For those of you who aren't aware, OUSA's #TimeOutON campaign advocated for a fully funded tuition freeze in the next tuition framework. OUSA recommended redistributing some of the government's 365 million in tax credits to fund the freeze, to ensure that universities still have the resources to remain competitive and provide a quality education. To support the campaign, OUSA members distributed gloves and laptop stickers, and interacted over social media using the hashtag #TimeOutON. The campaign received coverage by CP24, the Toronto Star, campus newspapers, and numerous local and Toronto news sources, and we received significant support from each of our member campuses. We are encouraged by the success of the campaign, and look forward to how it shapes our discussions with the province as the new framework arrives.
January also marked a time when our Steering Committee and student authors began the preliminary authorship of our new policy papers, and students across the province began applying as delegates to OUSA's upcoming General Assembly. We also look forward to having several student unions in Ontario participate as observers in OUSA's next General Assembly, which will allow our organization to better partner with the great work that other student leaders are doing. To ensure that our campus presence remains high over the year, our Home Office also provided a midyear update, which each of our SC members distributed across their campuses so that students are aware of OUSA's work.
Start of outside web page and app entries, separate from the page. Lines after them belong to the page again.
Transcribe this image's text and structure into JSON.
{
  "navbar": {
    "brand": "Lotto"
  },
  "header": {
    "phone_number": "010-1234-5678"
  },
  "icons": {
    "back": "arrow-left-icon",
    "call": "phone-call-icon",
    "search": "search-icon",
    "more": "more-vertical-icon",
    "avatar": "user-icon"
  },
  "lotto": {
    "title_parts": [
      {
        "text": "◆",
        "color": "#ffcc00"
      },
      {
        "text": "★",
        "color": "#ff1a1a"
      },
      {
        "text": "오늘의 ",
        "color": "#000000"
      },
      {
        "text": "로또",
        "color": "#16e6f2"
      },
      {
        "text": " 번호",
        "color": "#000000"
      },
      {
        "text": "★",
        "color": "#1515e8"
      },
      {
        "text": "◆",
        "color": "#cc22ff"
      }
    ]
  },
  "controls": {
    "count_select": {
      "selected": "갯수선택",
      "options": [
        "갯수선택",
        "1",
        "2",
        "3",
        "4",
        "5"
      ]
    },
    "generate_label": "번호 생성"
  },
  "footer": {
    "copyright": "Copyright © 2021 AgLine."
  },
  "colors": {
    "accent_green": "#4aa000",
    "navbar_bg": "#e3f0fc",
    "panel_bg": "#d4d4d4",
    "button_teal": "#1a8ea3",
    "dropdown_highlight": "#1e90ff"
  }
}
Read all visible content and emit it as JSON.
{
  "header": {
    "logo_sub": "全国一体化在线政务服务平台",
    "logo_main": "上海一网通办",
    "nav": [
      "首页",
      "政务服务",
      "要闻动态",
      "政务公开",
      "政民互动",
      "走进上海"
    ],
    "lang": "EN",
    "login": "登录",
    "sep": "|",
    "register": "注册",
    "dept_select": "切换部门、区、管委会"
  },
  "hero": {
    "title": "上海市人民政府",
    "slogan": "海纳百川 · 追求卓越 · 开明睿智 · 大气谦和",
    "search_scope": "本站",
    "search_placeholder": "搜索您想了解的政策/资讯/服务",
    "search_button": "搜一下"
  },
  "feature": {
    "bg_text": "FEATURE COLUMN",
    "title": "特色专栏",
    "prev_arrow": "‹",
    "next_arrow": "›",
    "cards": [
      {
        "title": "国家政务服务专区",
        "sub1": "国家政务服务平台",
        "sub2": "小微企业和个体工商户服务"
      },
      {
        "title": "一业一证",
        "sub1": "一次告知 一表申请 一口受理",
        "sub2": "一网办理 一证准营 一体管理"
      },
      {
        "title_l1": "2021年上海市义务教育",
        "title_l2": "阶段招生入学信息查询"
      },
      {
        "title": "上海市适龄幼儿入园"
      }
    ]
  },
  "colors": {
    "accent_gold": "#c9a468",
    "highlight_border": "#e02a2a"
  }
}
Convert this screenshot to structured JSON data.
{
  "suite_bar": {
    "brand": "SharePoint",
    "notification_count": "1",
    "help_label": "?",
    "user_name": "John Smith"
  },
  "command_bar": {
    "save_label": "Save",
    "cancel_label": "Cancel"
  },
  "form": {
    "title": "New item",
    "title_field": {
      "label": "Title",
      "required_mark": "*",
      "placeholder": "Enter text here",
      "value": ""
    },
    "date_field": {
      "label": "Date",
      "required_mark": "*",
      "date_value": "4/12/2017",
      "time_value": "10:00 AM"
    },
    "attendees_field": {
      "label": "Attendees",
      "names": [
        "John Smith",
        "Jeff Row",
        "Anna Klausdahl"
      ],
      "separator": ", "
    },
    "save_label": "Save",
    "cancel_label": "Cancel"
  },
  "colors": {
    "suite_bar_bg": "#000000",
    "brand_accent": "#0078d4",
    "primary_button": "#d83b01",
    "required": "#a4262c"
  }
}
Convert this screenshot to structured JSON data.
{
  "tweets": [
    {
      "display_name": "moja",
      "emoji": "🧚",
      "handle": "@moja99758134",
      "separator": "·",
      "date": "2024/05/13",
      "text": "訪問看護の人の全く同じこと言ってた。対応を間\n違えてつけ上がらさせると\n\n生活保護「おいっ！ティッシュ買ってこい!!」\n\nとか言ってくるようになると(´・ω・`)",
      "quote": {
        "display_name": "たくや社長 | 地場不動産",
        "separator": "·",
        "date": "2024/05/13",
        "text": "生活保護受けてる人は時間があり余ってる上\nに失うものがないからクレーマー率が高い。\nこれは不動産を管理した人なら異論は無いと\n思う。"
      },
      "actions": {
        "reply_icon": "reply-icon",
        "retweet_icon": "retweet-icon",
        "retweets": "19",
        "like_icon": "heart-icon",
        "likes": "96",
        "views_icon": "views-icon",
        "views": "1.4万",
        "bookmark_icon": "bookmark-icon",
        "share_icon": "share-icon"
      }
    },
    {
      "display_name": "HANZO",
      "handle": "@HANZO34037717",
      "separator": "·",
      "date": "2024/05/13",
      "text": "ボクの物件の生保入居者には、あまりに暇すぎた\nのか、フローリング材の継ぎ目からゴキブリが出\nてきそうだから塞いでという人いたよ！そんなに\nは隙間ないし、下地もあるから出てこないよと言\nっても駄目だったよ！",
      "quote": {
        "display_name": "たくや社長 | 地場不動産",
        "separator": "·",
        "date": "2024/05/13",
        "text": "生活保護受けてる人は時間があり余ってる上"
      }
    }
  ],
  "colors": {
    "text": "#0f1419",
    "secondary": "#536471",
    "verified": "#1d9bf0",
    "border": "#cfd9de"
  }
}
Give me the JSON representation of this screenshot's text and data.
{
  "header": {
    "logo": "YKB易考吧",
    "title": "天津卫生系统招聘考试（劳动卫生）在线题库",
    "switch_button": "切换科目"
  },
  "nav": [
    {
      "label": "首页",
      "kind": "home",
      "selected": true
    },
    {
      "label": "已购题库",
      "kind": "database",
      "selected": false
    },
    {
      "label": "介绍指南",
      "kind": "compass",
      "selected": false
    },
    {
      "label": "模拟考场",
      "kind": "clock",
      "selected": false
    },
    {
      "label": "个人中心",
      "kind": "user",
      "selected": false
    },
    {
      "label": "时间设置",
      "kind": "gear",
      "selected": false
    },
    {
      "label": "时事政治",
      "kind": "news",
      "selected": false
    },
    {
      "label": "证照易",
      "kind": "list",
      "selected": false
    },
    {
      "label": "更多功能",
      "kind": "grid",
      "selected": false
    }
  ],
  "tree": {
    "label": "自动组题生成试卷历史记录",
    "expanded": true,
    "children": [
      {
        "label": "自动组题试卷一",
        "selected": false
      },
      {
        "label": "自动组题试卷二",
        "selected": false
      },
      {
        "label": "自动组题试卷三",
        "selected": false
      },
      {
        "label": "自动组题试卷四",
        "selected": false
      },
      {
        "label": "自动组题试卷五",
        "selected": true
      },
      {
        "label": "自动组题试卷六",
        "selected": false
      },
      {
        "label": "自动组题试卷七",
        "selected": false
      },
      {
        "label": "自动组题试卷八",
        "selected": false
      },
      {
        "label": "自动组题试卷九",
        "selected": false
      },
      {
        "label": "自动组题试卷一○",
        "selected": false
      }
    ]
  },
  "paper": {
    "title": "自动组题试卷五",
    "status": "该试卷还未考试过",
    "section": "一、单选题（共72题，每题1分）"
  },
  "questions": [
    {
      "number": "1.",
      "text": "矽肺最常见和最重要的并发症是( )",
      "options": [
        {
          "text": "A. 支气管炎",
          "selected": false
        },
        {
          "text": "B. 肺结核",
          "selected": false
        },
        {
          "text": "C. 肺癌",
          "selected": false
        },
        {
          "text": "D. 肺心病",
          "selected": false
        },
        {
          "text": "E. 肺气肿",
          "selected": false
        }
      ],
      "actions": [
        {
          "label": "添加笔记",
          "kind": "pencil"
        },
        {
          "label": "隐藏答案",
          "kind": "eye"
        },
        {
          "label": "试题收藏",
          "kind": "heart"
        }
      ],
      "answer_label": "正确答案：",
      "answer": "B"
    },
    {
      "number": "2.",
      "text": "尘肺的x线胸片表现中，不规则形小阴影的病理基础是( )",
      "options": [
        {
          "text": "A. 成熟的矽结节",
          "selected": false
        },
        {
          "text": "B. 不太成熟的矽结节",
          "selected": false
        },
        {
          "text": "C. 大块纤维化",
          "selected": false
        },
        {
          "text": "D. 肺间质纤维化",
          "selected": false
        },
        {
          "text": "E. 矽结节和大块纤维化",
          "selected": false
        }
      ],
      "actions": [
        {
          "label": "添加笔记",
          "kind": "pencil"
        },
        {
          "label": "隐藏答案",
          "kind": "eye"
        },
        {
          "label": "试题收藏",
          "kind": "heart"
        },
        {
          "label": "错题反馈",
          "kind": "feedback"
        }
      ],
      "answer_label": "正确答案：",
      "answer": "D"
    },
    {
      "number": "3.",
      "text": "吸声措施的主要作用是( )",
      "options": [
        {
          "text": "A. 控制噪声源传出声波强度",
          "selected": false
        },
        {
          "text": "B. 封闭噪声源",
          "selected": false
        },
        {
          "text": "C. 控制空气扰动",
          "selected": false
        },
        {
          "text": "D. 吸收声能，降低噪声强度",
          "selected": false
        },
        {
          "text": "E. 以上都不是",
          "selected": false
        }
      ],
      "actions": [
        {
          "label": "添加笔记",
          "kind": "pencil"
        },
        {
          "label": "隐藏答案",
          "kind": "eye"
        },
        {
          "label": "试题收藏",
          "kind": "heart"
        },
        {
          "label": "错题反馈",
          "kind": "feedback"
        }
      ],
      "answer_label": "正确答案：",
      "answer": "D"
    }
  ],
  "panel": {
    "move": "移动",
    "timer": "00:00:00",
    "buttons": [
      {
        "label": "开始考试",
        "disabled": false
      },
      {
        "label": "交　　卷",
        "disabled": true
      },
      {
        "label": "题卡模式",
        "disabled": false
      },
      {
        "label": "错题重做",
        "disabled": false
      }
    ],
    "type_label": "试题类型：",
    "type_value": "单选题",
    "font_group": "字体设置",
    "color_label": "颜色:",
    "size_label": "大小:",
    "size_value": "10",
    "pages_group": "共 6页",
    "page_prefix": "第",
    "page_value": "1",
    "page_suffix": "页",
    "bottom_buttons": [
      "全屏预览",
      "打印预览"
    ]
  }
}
We believe this begins some of the initial steps to forming a stronger relationship with the students on our campuses, which form the backbone of OUSA's strength as an advocacy vehicle.
So far, I am proud of the progress that OUSA has made this year. We still have three months left to accomplish so much, but if the last month is any indication, I am confident that we will make a lasting impact well into the future. As always, if you have any questions, please reach out to me or our fantastic Home Office team.